Adams talked with us about the best superhero movies he’s seen, plus Batman, Sherlock Holmes and what Superman needs to be super again.
Some highlights from the interview:
What do you think are the biggest pitfalls for studios looking to make a superhero movie?
Underestimating the audience. … They really have to look for good stuff. People are not thrilled necessarily with superheroes — they’re thrilled with characters with characters, just like literature forever. You need good characters. You can relate superhero movies directly to Shakespeare, or stories of the gods.
Of all the superhero movies that you’ve seen, which ones stand out to you as having done the best job?

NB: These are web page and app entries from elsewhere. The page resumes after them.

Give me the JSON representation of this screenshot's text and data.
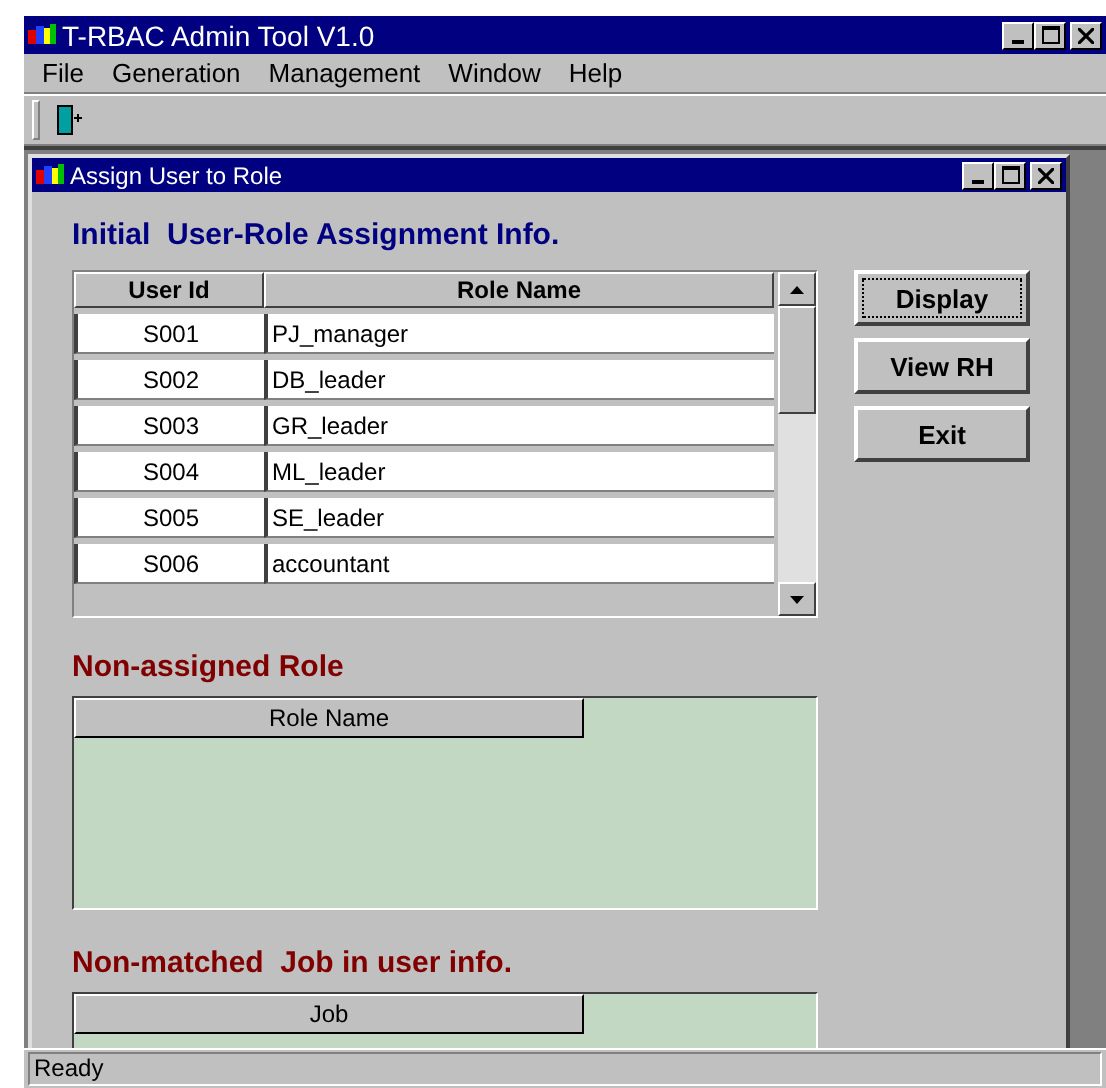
{
  "window": {
    "title": "T-RBAC Admin Tool V1.0"
  },
  "menu": [
    {
      "label": "File"
    },
    {
      "label": "Generation"
    },
    {
      "label": "Management"
    },
    {
      "label": "Window"
    },
    {
      "label": "Help"
    }
  ],
  "child_window": {
    "title": "Assign User to Role"
  },
  "assignment": {
    "heading": "Initial  User-Role Assignment Info.",
    "columns": [
      "User Id",
      "Role Name"
    ],
    "rows": [
      {
        "user_id": "S001",
        "role_name": "PJ_manager"
      },
      {
        "user_id": "S002",
        "role_name": "DB_leader"
      },
      {
        "user_id": "S003",
        "role_name": "GR_leader"
      },
      {
        "user_id": "S004",
        "role_name": "ML_leader"
      },
      {
        "user_id": "S005",
        "role_name": "SE_leader"
      },
      {
        "user_id": "S006",
        "role_name": "accountant"
      }
    ]
  },
  "buttons": [
    {
      "label": "Display",
      "focused": true
    },
    {
      "label": "View RH",
      "focused": false
    },
    {
      "label": "Exit",
      "focused": false
    }
  ],
  "non_assigned": {
    "heading": "Non-assigned Role",
    "column": "Role Name"
  },
  "non_matched": {
    "heading": "Non-matched  Job in user info.",
    "column": "Job"
  },
  "status_bar": "Ready"
}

Well, oddly enough, the last two Batman movies have done some of the best jobs, and Batman is not even a superhero; he is the antithesis of a superhero if you think about it. Nothing super about him …. Superman is probably the greatest comic book superhero, this god-like creature that’s out there. And Batman, created very shortly after that, is the opposite. He’s a superhero who is not a superhero in any way. He’s like an Olympic champion who is very much like Sherlock Holmes. And if you play him that way, then you’ve got a great character. Is he a superhero? Well, he does put on a weird costume. … Sherlock Holmes is a great character. No, he’s not a comic book character. Well, excuse me, I just saw the last two movies. He looks like a comic book character to me. In fact, I would say that of Raiders of the Lost Ark. That guy is a superhero — of a different sort.

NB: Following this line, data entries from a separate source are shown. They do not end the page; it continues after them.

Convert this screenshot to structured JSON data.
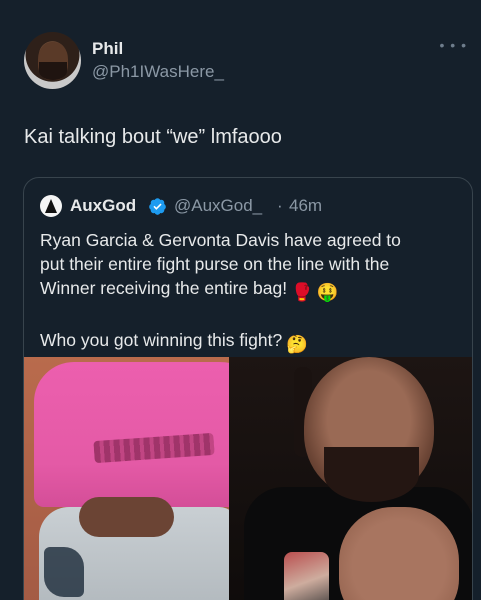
{
  "tweet": {
    "author": {
      "name": "Phil",
      "handle": "@Ph1IWasHere_",
      "avatar_icon": "user-avatar"
    },
    "more_icon": "ellipsis-icon",
    "text": "Kai talking bout “we” lmfaooo"
  },
  "quoted_tweet": {
    "author": {
      "name": "AuxGod",
      "handle": "@AuxGod_",
      "separator": "·",
      "time": "46m",
      "verified": true,
      "verified_color": "#1d9bf0"
    },
    "text_lines": [
      "Ryan Garcia & Gervonta Davis have agreed to",
      "put their entire fight purse on the line with the",
      "Winner receiving the entire bag!"
    ],
    "line3_emojis": [
      "🥊",
      "🤑"
    ],
    "question": "Who you got winning this fight?",
    "question_emoji": "🤔",
    "media_alt_icon": "video-thumbnail"
  },
  "colors": {
    "background": "#15202b",
    "text": "#e7e9ea",
    "secondary_text": "#8b98a5",
    "border": "#38444d"
  }
}
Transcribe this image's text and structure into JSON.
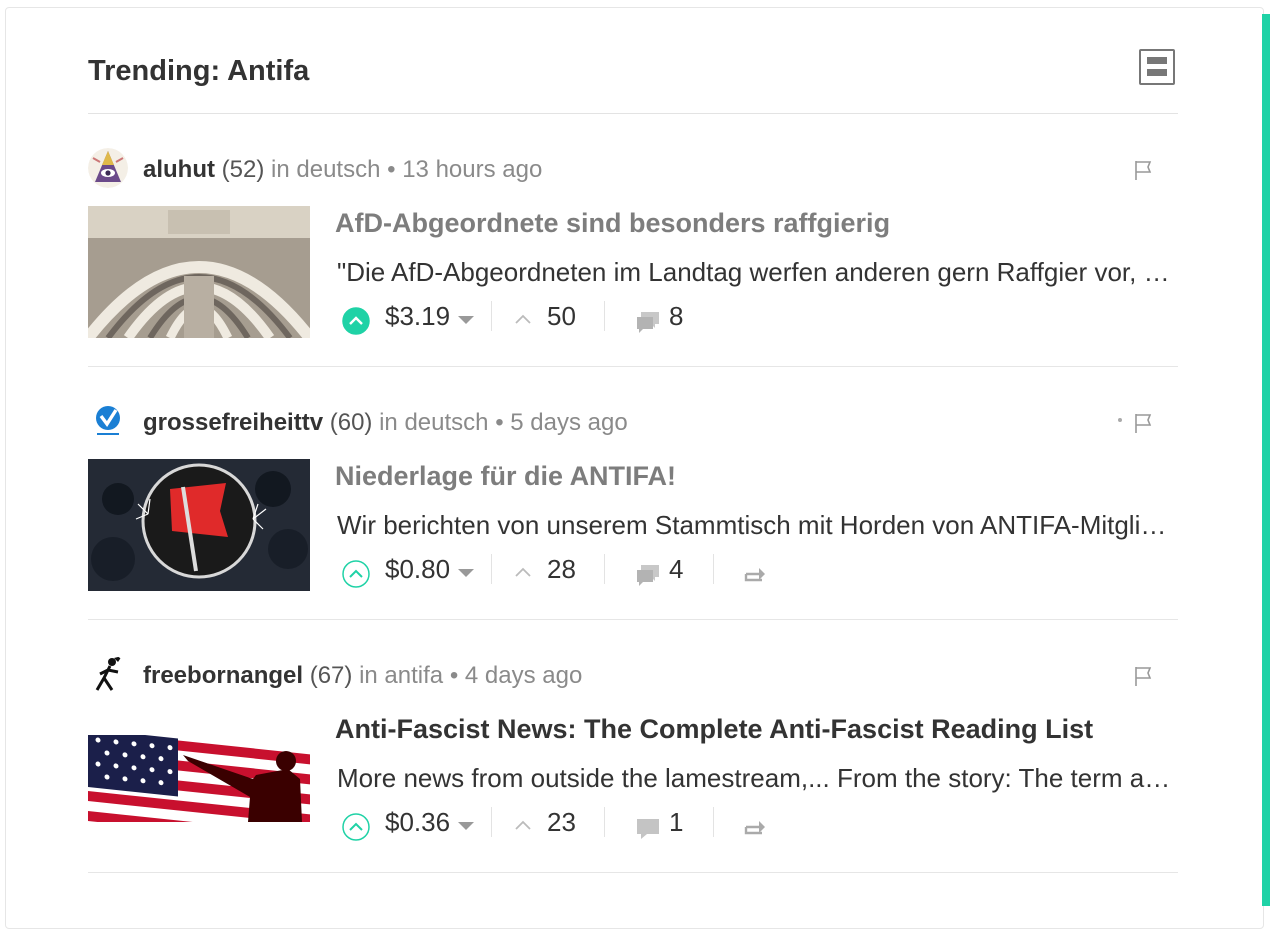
{
  "colors": {
    "accent": "#1fd2a6",
    "vote_active": "#1fd2a6",
    "muted": "#999999"
  },
  "header": {
    "title": "Trending: Antifa",
    "layout_toggle_icon": "list-layout-icon"
  },
  "posts": [
    {
      "author": "aluhut",
      "reputation": "(52)",
      "in_label": "in",
      "category": "deutsch",
      "separator": "•",
      "time": "13 hours ago",
      "title": "AfD-Abgeordnete sind besonders raffgierig",
      "excerpt": "\"Die AfD-Abgeordneten im Landtag werfen anderen gern Raffgier vor, doch wenn es um die eigenen Bezüge geht",
      "payout": "$3.19",
      "votes": "50",
      "comments": "8",
      "upvoted": true,
      "reblog": false
    },
    {
      "author": "grossefreiheittv",
      "reputation": "(60)",
      "in_label": "in",
      "category": "deutsch",
      "separator": "•",
      "time": "5 days ago",
      "title": "Niederlage für die ANTIFA!",
      "excerpt": "Wir berichten von unserem Stammtisch mit Horden von ANTIFA-Mitgliedern vor der Tür",
      "payout": "$0.80",
      "votes": "28",
      "comments": "4",
      "upvoted": false,
      "reblog": true
    },
    {
      "author": "freebornangel",
      "reputation": "(67)",
      "in_label": "in",
      "category": "antifa",
      "separator": "•",
      "time": "4 days ago",
      "title": "Anti-Fascist News: The Complete Anti-Fascist Reading List",
      "excerpt": "More news from outside the lamestream,... From the story: The term antifascism is thrown around a lot",
      "payout": "$0.36",
      "votes": "23",
      "comments": "1",
      "upvoted": false,
      "reblog": true
    }
  ]
}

What is Superman’s place in the world, in the 21st century. Some people say he doesn’t work anymore …
Superman is one of the most unrealistic characters. And he’s changed — he used to be able to leap tall buildings in a single bound, now he can leap tall planets. I think the future of Superman is to downgrade his powers so that he’s fallible and is someone who can be hurt. … I think you have to go in that direction. There are too many middle-ground characters getting too much traction. … If Superman is not making it people’s minds, but Thor is, something’s wrong and it’s gotta be fixed. And it will.
— Stephanie Reid-Simons